BEGIN Task input

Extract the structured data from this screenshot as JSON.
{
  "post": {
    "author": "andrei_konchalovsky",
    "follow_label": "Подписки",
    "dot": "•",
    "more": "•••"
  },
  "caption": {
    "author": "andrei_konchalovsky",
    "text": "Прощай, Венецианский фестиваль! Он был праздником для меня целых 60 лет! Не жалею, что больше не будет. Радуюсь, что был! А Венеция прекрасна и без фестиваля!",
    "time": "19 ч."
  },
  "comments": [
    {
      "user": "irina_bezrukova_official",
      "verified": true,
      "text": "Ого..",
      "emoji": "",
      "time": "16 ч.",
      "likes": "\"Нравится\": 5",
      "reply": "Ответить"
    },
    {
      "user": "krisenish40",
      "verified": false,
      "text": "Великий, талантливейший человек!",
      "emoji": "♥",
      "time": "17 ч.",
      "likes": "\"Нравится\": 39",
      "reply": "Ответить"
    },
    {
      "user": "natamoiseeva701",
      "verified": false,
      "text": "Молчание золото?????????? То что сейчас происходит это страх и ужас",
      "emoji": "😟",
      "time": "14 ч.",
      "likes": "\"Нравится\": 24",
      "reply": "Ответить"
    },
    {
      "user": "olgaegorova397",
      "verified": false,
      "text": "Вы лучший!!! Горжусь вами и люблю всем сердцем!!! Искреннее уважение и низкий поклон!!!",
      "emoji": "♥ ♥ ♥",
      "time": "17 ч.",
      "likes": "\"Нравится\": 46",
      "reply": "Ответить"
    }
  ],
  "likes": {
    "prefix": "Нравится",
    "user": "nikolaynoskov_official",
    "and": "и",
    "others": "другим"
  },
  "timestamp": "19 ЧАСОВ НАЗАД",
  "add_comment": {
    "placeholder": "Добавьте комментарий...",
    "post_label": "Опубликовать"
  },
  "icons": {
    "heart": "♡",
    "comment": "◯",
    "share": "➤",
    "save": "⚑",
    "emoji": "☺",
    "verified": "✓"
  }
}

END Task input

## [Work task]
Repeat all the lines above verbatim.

## [Answer box]
Extract the structured data from this screenshot as JSON.
{
  "post": {
    "author": "andrei_konchalovsky",
    "follow_label": "Подписки",
    "dot": "•",
    "more": "•••"
  },
  "caption": {
    "author": "andrei_konchalovsky",
    "text": "Прощай, Венецианский фестиваль! Он был праздником для меня целых 60 лет! Не жалею, что больше не будет. Радуюсь, что был! А Венеция прекрасна и без фестиваля!",
    "time": "19 ч."
  },
  "comments": [
    {
      "user": "irina_bezrukova_official",
      "verified": true,
      "text": "Ого..",
      "emoji": "",
      "time": "16 ч.",
      "likes": "\"Нравится\": 5",
      "reply": "Ответить"
    },
    {
      "user": "krisenish40",
      "verified": false,
      "text": "Великий, талантливейший человек!",
      "emoji": "♥",
      "time": "17 ч.",
      "likes": "\"Нравится\": 39",
      "reply": "Ответить"
    },
    {
      "user": "natamoiseeva701",
      "verified": false,
      "text": "Молчание золото?????????? То что сейчас происходит это страх и ужас",
      "emoji": "😟",
      "time": "14 ч.",
      "likes": "\"Нравится\": 24",
      "reply": "Ответить"
    },
    {
      "user": "olgaegorova397",
      "verified": false,
      "text": "Вы лучший!!! Горжусь вами и люблю всем сердцем!!! Искреннее уважение и низкий поклон!!!",
      "emoji": "♥ ♥ ♥",
      "time": "17 ч.",
      "likes": "\"Нравится\": 46",
      "reply": "Ответить"
    }
  ],
  "likes": {
    "prefix": "Нравится",
    "user": "nikolaynoskov_official",
    "and": "и",
    "others": "другим"
  },
  "timestamp": "19 ЧАСОВ НАЗАД",
  "add_comment": {
    "placeholder": "Добавьте комментарий...",
    "post_label": "Опубликовать"
  },
  "icons": {
    "heart": "♡",
    "comment": "◯",
    "share": "➤",
    "save": "⚑",
    "emoji": "☺",
    "verified": "✓"
  }
}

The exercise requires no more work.